Where does the word "accent" appear in the data? Copy every line that holds it.

[Website and app data records]
++++++++++++++++++++
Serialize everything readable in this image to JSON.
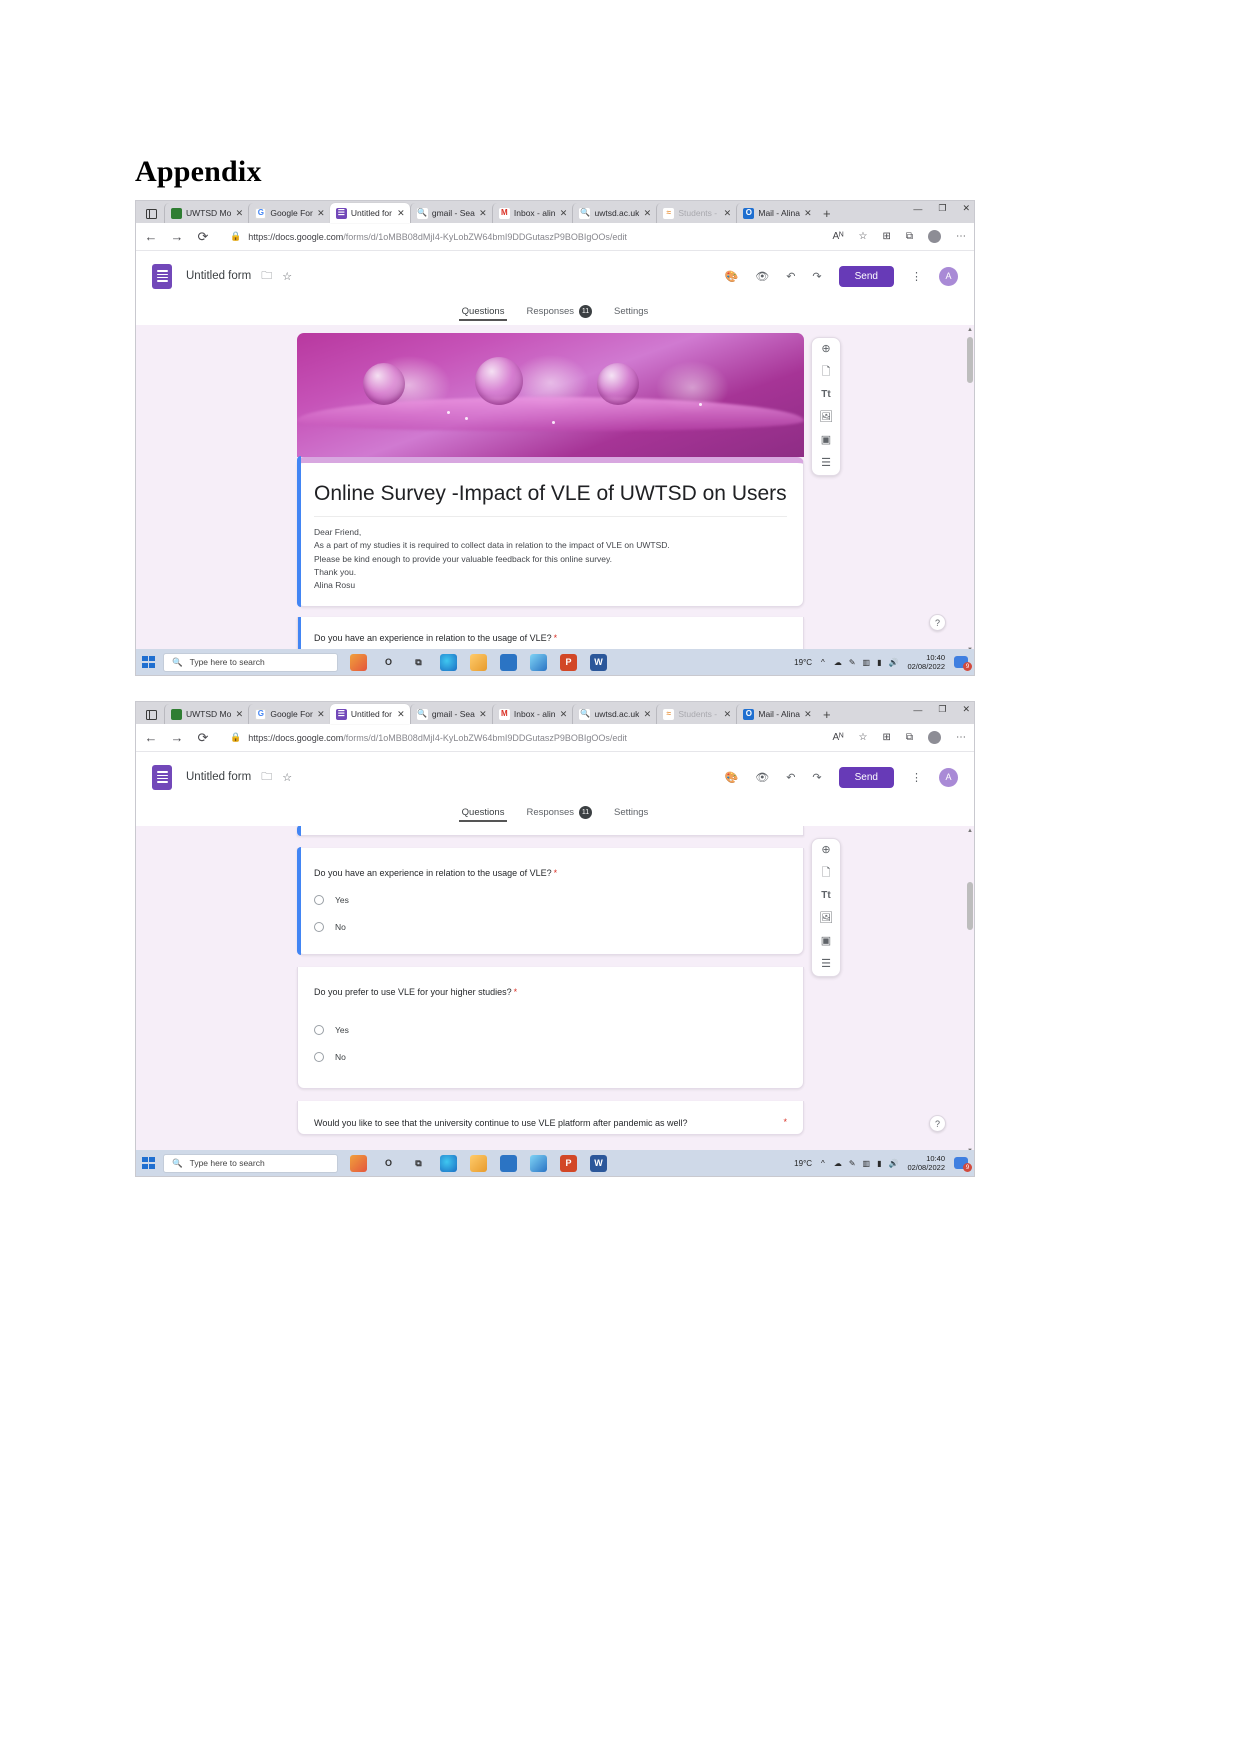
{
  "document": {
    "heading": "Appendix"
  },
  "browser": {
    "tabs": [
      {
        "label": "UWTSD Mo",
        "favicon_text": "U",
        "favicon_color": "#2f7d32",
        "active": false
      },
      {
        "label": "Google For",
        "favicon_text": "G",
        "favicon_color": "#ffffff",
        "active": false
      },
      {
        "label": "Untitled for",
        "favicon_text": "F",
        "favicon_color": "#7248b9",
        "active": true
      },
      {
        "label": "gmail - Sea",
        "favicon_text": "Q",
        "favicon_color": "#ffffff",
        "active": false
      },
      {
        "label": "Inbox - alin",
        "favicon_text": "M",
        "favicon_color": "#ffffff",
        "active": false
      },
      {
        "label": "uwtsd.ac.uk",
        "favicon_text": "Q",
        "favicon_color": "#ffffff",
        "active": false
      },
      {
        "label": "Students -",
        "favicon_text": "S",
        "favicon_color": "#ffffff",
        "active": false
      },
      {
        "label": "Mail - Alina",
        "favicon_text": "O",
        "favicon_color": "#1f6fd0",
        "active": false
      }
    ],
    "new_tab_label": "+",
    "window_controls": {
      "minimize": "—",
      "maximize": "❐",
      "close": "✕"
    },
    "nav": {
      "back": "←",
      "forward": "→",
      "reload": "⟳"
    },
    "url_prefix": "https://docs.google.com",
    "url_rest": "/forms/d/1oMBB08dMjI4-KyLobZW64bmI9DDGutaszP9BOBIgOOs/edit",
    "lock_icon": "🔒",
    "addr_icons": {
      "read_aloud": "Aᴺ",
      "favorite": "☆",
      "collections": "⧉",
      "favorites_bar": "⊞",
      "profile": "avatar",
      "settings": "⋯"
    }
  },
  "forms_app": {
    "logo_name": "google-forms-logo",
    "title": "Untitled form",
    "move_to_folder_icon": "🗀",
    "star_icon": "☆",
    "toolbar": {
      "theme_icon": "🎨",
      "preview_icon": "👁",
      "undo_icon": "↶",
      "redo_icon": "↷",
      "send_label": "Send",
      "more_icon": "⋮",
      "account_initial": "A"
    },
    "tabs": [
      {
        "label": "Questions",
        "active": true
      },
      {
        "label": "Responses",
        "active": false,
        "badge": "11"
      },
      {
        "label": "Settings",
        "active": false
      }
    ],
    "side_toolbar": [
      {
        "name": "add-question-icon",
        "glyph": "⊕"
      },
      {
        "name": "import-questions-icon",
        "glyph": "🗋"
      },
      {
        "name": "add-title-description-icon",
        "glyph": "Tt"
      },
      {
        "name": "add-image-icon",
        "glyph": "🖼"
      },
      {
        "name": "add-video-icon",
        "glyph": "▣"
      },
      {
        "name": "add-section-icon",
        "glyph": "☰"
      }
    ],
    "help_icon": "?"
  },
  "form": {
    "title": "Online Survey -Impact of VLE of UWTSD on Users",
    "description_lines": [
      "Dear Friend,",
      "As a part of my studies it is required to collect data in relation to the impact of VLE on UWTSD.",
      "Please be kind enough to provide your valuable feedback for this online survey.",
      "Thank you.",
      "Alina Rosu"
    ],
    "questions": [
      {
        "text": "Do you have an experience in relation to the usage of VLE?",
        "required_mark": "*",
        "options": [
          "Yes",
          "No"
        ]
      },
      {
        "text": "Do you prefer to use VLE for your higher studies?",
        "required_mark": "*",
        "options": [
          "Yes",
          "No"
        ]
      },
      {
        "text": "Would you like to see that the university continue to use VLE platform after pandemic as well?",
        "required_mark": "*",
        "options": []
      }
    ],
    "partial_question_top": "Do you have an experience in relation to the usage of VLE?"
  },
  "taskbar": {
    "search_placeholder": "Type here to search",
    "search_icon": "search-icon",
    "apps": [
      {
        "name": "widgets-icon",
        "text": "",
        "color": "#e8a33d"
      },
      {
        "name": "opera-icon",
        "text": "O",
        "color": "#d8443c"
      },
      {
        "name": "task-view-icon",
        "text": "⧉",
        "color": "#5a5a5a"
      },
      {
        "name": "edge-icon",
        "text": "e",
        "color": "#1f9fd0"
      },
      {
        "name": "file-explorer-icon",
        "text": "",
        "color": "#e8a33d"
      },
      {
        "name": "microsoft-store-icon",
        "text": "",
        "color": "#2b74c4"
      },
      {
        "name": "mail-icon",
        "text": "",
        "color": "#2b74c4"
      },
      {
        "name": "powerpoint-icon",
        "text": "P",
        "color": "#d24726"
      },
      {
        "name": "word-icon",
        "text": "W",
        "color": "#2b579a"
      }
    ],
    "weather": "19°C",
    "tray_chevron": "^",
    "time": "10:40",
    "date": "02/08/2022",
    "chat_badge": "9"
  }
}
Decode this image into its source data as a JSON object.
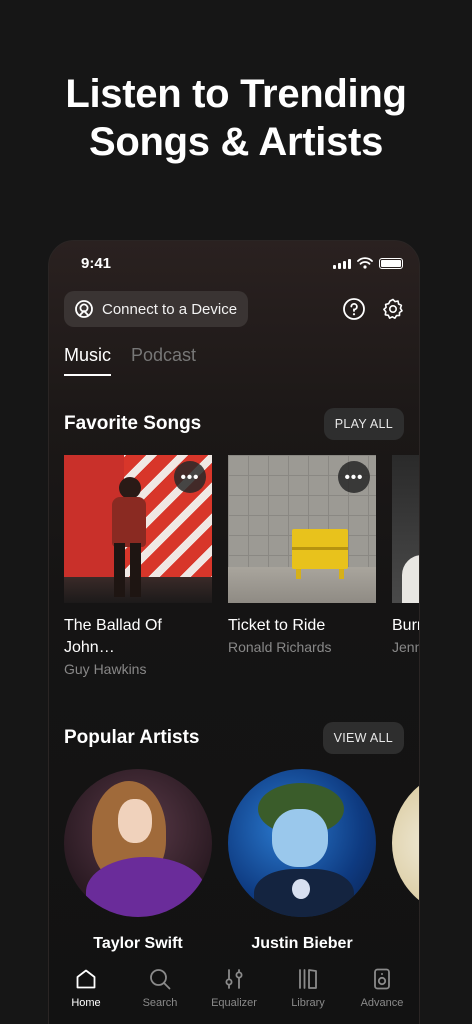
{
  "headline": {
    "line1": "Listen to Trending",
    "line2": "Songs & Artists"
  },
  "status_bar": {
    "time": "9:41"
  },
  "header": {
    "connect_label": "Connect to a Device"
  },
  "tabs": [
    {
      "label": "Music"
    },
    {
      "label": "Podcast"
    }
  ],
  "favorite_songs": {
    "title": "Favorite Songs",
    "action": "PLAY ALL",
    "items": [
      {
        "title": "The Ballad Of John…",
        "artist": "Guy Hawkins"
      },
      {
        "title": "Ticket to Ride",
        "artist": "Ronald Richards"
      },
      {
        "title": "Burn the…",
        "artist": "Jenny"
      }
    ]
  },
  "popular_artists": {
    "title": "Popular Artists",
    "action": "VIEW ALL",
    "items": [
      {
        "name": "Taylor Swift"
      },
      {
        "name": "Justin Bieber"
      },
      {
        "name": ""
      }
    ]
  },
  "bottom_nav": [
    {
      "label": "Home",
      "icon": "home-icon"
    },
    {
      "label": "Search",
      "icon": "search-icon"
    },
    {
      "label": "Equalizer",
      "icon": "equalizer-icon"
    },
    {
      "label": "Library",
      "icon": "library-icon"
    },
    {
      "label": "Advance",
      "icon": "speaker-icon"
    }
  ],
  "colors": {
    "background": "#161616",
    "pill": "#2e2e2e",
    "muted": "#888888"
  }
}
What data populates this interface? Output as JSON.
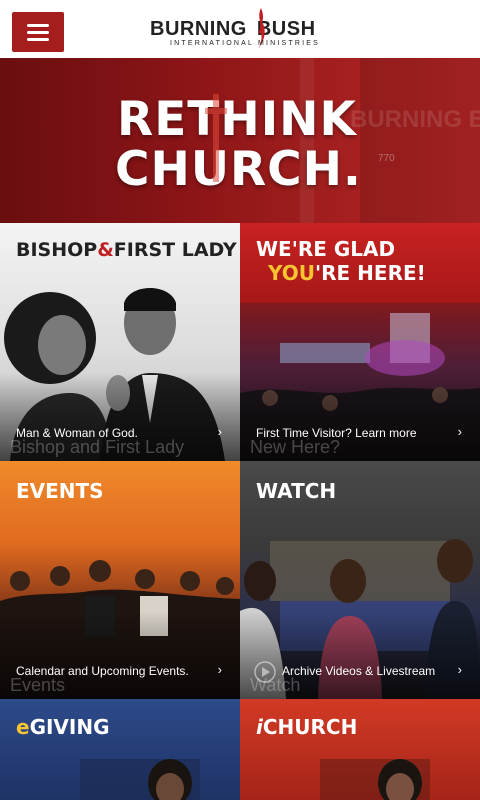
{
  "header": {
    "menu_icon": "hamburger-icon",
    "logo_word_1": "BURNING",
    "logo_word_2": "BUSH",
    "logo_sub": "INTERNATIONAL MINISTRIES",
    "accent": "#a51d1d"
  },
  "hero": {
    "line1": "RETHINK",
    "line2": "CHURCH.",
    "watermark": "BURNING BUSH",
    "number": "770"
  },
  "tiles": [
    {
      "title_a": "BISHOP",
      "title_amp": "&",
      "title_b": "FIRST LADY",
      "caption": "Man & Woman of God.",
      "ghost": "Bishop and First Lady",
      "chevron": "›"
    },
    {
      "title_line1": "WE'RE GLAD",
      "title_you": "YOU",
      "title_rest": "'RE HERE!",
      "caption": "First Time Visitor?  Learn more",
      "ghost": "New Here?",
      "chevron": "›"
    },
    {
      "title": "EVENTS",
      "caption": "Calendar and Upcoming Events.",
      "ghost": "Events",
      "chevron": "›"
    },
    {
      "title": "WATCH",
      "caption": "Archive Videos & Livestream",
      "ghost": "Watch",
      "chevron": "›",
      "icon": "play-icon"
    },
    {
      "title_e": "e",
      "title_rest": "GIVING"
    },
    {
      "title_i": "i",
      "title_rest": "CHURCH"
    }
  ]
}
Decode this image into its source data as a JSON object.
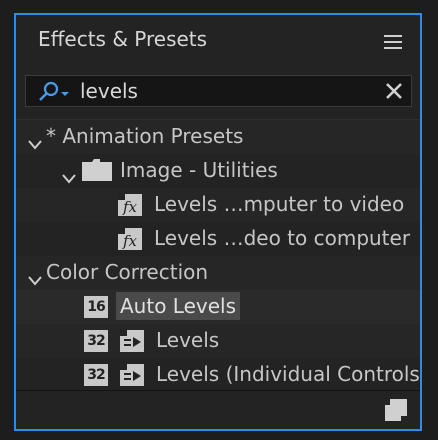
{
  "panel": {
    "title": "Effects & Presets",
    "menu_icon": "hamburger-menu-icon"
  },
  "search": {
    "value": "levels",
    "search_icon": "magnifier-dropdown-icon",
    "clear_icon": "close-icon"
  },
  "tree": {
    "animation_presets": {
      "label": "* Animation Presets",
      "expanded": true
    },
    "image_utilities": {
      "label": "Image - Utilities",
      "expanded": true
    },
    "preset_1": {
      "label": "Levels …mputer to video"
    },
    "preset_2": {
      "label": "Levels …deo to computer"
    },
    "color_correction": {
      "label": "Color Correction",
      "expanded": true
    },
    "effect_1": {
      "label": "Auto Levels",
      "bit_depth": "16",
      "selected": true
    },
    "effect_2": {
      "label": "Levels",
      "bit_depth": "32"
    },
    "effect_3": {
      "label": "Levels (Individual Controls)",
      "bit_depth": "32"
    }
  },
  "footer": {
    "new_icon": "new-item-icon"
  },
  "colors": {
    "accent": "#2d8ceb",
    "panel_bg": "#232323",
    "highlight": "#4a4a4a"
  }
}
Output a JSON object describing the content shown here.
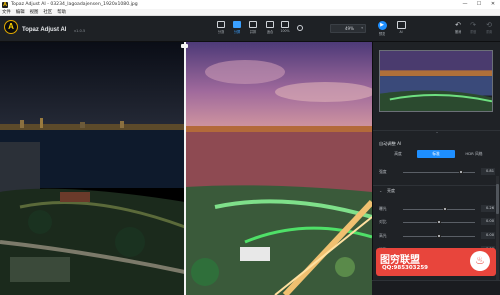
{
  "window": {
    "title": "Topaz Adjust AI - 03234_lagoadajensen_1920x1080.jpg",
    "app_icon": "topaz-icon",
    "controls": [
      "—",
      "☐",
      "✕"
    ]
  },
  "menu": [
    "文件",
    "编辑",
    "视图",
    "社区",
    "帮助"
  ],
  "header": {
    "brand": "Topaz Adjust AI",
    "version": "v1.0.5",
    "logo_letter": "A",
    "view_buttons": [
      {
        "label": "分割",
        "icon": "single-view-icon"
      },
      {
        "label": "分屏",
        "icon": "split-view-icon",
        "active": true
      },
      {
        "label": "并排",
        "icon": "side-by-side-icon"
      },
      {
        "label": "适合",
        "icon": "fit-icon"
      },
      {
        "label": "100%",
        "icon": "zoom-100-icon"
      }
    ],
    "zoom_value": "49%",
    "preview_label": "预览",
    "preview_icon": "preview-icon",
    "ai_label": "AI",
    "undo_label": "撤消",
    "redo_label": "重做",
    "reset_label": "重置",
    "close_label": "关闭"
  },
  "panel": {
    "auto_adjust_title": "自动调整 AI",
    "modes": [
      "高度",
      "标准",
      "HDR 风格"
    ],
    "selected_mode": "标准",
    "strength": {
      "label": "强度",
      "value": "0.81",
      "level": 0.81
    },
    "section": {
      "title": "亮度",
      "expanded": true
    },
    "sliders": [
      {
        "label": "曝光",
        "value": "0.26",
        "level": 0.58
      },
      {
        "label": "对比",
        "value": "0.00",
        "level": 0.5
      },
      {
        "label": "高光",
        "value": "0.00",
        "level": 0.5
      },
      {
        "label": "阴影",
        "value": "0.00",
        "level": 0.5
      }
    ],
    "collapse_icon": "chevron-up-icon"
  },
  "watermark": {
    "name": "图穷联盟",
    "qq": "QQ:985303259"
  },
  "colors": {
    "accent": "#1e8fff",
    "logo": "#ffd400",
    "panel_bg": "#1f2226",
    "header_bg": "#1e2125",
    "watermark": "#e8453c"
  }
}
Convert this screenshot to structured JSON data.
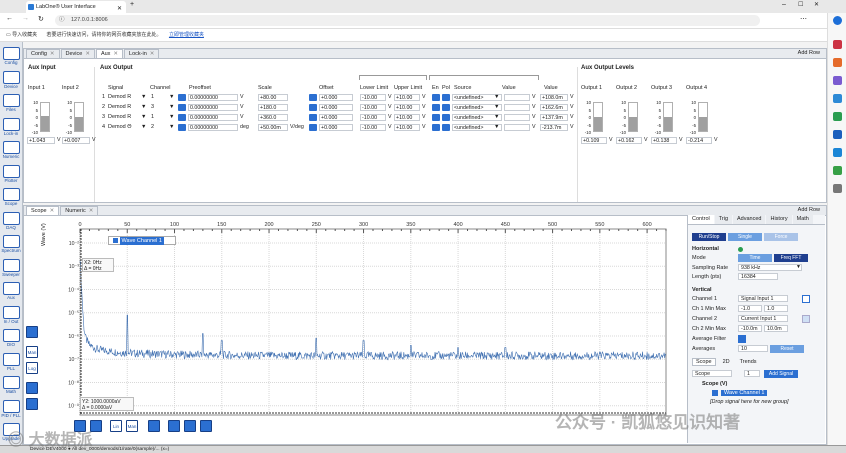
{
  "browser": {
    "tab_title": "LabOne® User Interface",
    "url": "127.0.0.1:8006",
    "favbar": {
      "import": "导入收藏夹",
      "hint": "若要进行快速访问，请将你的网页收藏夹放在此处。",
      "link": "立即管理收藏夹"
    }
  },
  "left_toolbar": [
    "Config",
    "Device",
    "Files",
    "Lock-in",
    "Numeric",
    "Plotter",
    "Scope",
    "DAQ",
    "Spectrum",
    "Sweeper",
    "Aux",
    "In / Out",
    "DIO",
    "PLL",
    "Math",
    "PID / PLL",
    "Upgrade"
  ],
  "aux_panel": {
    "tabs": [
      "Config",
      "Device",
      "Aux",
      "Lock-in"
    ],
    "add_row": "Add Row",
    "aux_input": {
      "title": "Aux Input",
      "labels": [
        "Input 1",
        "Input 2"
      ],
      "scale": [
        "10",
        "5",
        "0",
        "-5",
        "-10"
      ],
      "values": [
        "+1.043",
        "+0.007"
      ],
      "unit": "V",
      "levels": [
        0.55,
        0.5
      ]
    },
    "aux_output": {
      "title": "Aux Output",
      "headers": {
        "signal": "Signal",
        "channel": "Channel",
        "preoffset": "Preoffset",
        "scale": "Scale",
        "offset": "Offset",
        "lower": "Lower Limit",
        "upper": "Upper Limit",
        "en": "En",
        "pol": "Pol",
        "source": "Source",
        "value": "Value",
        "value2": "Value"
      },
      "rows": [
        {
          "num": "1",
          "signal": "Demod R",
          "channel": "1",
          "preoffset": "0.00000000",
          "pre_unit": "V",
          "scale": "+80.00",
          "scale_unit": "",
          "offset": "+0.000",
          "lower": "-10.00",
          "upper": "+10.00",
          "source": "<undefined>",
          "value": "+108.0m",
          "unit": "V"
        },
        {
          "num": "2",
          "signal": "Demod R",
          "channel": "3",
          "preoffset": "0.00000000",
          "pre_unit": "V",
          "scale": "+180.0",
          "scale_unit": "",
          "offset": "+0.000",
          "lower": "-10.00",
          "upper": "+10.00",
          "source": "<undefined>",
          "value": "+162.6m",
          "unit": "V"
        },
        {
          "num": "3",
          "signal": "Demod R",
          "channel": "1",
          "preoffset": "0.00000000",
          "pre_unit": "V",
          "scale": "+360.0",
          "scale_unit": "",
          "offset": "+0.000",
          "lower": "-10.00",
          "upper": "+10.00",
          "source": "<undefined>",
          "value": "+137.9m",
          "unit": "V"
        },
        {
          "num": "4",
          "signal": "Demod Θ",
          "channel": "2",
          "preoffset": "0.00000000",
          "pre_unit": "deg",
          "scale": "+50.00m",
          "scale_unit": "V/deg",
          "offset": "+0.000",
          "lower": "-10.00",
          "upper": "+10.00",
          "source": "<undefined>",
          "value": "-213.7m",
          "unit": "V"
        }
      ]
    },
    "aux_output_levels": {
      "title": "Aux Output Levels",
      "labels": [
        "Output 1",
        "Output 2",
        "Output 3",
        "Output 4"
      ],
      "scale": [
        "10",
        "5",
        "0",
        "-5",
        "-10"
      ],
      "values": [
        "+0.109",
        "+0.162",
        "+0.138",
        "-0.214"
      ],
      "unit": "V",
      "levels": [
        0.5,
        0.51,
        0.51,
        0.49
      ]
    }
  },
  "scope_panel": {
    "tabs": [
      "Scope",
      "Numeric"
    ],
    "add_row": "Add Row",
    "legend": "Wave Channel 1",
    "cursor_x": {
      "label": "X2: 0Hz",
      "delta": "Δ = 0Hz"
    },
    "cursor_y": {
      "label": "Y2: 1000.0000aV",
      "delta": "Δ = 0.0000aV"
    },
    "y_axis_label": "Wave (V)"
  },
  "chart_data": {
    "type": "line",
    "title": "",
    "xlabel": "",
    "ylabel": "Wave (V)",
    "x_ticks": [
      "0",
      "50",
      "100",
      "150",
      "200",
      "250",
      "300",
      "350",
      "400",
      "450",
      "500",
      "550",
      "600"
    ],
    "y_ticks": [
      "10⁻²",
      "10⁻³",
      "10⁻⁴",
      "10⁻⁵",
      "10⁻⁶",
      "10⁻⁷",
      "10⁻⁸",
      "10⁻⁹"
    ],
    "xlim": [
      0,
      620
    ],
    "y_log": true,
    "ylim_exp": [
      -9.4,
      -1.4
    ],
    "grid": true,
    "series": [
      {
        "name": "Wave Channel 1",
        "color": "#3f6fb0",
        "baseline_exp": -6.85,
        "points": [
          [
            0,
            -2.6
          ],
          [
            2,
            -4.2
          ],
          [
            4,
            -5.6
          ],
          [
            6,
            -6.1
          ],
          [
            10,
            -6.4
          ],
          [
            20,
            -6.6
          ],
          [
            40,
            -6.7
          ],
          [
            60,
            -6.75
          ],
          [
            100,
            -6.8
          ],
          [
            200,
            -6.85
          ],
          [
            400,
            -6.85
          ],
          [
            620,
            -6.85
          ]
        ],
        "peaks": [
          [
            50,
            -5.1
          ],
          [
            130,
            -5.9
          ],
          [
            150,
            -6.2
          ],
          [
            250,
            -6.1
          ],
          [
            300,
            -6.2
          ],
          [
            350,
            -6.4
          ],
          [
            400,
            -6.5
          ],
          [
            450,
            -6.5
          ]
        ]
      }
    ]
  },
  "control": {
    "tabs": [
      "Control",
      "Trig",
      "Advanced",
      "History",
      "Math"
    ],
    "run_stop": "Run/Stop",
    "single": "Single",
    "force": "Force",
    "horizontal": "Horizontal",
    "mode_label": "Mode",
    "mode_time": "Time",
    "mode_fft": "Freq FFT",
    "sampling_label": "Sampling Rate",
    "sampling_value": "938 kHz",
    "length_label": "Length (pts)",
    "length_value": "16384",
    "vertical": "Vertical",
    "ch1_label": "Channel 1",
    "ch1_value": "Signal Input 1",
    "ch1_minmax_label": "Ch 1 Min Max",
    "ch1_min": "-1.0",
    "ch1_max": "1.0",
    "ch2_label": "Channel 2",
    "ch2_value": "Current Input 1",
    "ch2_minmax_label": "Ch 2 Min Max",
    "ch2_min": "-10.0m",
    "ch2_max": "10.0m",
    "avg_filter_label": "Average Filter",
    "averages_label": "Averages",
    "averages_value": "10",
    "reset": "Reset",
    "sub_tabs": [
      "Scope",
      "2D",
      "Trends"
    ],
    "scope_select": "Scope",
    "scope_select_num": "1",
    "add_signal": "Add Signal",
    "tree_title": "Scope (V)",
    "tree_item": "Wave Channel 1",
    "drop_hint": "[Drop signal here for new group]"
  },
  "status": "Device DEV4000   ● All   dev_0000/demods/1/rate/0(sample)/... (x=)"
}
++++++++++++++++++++
Answer area:
    "accent": "#a51d1d"
    "accent": "#2d8ceb",
    "accent": "#1e8fff",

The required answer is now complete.